A decided disadvantage to the supervaluatitonal theory concerns identity. For while the sun exists (since all candidates do) nothing is definitely identical with the sun: since there is more than one candidate, none of them is determinately it. Hence if for no candidate c is it determinately true (or false) that it fulfills the propositional function x = s, then it follows that the proposition s = s has no truth-value. Yet since all candidates fulfill the propositional function x = x it would seem that s = s is true after all. If the sun exists in some sense we want to say it is definitely itself in the same sense. The problem is symptomatic of the havoc wreaked in our conceptual scheme by vague objects (p. 4)

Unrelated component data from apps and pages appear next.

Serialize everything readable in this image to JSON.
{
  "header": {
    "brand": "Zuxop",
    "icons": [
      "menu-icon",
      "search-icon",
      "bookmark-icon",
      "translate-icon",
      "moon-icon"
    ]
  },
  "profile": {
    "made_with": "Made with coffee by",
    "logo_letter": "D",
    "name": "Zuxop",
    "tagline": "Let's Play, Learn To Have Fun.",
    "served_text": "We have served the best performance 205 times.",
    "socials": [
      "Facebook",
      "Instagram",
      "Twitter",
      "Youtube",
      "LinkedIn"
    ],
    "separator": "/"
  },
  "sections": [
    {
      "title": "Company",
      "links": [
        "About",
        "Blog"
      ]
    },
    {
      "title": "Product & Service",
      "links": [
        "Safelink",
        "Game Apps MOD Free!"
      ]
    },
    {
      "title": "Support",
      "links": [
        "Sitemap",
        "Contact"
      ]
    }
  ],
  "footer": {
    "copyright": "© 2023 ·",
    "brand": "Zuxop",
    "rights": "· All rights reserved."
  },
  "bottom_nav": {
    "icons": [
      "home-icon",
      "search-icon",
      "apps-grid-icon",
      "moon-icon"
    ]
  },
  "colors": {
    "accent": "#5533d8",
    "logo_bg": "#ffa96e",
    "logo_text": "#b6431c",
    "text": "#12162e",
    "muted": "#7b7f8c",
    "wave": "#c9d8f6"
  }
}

When I first read this, I just glossed it as the Evans/Salmon argument,** but it's clear I was mistaken. I think Simons is actually saying something interesting about de dicto versus de re identity claims. The claim that it is de dicto determinately true that there exists an object identical to x can be formalized in this manner:
De Dicto- △∃x(x = s)
You get the corresponding de re claim by putting the determinacy operator inside of the existential quantifier:
De Re- ∃x△(x = s)
The first says that it is determinately the case that something is identical to s, while the second says that something is such that it is determinately the case that it is identical to s. Supervaluational as well as Barnes type (see here and here) approaches (if they treat identity like other two place predicates) make the de dicto claim true while rendering the de re claim either false or lacking truth value. At every acceptable precise model something will be equal to s, which renders the de dicto true (note: in my reconfigured version of Barnes which saves her view from my and Jessica Wilson's criticisms, the de dicto identity claim can come out false). But the de re claim can fail to be true if there isn't something in the original model that is such that it is identical to s in every possible precisification of the original vague model.